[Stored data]

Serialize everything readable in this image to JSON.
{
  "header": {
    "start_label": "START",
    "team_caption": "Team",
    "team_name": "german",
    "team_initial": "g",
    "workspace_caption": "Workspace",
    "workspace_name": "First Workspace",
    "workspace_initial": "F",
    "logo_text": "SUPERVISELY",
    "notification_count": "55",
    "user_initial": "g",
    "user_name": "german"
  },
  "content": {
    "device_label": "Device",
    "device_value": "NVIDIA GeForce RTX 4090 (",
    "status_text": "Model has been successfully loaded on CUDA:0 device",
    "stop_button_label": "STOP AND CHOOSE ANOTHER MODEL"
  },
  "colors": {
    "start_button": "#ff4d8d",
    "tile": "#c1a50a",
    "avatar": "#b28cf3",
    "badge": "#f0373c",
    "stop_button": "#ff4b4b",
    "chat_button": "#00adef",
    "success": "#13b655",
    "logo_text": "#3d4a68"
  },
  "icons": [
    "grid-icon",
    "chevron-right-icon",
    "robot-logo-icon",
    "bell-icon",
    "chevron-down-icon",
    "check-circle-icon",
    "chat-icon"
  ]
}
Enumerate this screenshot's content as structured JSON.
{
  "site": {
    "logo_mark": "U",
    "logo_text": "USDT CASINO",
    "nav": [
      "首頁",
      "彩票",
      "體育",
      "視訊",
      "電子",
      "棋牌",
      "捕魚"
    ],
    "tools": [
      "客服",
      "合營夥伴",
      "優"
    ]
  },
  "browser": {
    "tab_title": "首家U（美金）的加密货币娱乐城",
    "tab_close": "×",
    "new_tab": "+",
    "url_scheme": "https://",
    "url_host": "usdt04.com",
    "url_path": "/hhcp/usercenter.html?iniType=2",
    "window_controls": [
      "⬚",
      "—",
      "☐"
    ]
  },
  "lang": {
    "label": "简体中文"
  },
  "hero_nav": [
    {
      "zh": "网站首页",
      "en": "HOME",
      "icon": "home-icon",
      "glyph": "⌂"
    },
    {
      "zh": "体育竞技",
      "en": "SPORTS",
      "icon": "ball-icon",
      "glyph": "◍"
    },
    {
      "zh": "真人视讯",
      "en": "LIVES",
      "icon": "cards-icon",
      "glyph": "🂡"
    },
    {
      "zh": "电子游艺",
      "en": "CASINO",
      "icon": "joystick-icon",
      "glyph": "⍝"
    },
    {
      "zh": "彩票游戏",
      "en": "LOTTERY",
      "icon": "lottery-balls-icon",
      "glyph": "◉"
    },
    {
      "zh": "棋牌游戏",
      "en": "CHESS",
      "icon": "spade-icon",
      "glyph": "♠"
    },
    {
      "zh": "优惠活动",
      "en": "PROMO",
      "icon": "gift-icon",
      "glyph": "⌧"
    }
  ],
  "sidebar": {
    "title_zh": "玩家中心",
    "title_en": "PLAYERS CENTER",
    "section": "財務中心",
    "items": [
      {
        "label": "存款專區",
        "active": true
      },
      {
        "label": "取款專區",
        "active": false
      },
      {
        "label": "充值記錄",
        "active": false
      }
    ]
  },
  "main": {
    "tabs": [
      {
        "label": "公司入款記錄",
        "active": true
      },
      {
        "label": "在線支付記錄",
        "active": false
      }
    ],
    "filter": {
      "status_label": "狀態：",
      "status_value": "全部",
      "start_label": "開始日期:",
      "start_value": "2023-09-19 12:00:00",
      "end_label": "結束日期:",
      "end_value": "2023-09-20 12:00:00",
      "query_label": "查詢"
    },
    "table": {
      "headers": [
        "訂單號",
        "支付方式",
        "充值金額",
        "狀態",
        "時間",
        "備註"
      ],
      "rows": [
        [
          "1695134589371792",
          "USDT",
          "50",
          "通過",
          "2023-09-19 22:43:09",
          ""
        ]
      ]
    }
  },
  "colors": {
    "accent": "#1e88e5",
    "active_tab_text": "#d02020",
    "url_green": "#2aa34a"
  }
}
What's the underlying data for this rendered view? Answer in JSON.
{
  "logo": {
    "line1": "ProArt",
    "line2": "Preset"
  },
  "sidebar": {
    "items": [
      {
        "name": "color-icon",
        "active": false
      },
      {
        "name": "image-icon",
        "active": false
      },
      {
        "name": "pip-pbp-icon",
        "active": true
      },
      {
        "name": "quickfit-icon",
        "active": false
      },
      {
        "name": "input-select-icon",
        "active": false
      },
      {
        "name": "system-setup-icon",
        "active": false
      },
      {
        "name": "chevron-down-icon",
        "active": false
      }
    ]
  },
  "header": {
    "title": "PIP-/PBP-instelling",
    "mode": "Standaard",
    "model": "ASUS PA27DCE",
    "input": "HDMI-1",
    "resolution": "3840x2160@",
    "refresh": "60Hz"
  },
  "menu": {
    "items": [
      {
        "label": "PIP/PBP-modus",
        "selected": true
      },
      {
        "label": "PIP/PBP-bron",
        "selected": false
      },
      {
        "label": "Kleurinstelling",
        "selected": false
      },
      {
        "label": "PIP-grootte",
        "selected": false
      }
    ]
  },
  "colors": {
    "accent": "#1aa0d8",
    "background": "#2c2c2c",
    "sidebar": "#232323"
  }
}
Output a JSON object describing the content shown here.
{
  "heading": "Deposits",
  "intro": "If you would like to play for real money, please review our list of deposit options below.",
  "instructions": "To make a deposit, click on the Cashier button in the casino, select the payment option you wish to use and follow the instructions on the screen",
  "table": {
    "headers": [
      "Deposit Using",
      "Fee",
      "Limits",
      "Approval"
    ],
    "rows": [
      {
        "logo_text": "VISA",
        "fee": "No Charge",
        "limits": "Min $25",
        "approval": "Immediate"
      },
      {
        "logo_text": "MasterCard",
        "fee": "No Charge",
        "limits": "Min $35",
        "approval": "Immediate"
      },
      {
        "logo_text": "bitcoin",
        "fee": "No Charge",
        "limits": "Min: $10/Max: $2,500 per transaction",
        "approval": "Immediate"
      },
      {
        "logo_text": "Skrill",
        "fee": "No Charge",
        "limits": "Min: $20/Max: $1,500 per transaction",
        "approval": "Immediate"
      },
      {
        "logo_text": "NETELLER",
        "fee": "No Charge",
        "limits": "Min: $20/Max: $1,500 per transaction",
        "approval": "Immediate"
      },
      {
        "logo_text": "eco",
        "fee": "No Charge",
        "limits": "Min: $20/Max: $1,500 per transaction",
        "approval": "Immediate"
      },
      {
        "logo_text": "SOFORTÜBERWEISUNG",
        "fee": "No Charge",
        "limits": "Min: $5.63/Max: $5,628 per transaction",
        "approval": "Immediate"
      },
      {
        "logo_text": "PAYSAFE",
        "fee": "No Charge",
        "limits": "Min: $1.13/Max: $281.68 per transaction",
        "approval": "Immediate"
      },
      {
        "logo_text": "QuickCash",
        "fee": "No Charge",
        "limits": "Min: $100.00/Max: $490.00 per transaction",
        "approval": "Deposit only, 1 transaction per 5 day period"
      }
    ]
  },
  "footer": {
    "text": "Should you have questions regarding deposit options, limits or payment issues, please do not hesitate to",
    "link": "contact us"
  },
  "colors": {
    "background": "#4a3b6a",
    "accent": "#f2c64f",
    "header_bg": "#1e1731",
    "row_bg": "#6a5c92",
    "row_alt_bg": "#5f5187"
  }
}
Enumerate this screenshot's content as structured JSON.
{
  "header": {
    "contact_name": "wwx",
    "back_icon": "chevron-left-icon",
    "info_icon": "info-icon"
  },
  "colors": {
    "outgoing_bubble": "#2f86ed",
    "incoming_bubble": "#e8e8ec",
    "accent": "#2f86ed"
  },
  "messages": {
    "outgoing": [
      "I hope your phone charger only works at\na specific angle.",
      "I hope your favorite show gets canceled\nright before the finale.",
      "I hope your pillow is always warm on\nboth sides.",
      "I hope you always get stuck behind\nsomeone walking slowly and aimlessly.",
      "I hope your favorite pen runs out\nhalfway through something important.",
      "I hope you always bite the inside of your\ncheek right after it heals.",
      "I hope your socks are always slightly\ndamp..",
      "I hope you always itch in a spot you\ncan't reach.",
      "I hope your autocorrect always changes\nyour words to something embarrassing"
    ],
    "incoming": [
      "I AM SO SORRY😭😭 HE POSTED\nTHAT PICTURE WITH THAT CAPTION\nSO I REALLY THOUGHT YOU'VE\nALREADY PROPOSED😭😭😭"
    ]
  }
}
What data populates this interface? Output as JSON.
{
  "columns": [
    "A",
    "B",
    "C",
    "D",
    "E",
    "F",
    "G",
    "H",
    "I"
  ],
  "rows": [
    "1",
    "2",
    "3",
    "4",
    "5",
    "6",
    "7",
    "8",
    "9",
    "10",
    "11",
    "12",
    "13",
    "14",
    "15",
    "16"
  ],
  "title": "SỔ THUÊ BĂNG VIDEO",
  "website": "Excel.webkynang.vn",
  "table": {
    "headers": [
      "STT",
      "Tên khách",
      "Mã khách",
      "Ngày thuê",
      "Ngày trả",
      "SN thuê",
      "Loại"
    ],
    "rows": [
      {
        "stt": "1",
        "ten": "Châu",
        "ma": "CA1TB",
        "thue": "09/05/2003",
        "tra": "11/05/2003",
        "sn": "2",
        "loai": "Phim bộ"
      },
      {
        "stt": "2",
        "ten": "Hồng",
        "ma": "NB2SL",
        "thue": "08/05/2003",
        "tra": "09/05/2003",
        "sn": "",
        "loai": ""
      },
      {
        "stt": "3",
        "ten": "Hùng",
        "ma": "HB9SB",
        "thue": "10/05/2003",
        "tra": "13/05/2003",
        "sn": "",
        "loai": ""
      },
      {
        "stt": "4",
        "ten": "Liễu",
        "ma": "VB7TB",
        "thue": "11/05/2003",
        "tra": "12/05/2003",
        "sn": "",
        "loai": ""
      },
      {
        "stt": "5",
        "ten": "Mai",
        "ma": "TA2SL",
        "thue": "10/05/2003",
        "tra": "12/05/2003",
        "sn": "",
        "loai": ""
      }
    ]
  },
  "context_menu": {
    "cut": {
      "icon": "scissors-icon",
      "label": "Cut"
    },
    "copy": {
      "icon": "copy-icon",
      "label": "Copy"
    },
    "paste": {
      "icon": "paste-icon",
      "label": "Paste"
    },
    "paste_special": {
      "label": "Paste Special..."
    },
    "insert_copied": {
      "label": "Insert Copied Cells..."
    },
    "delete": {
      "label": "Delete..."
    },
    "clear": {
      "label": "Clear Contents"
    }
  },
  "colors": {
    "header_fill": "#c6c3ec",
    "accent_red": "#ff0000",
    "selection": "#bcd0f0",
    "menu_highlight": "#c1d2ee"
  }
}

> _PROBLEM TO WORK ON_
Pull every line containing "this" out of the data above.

> _EXERCISE SOLUTION_
Serialize everything readable in this image to JSON.
Enumerate this screenshot's content as structured JSON.
What's the underlying data for this rendered view? Answer in JSON.
Enumerate this screenshot's content as structured JSON.
What data populates this interface? Output as JSON.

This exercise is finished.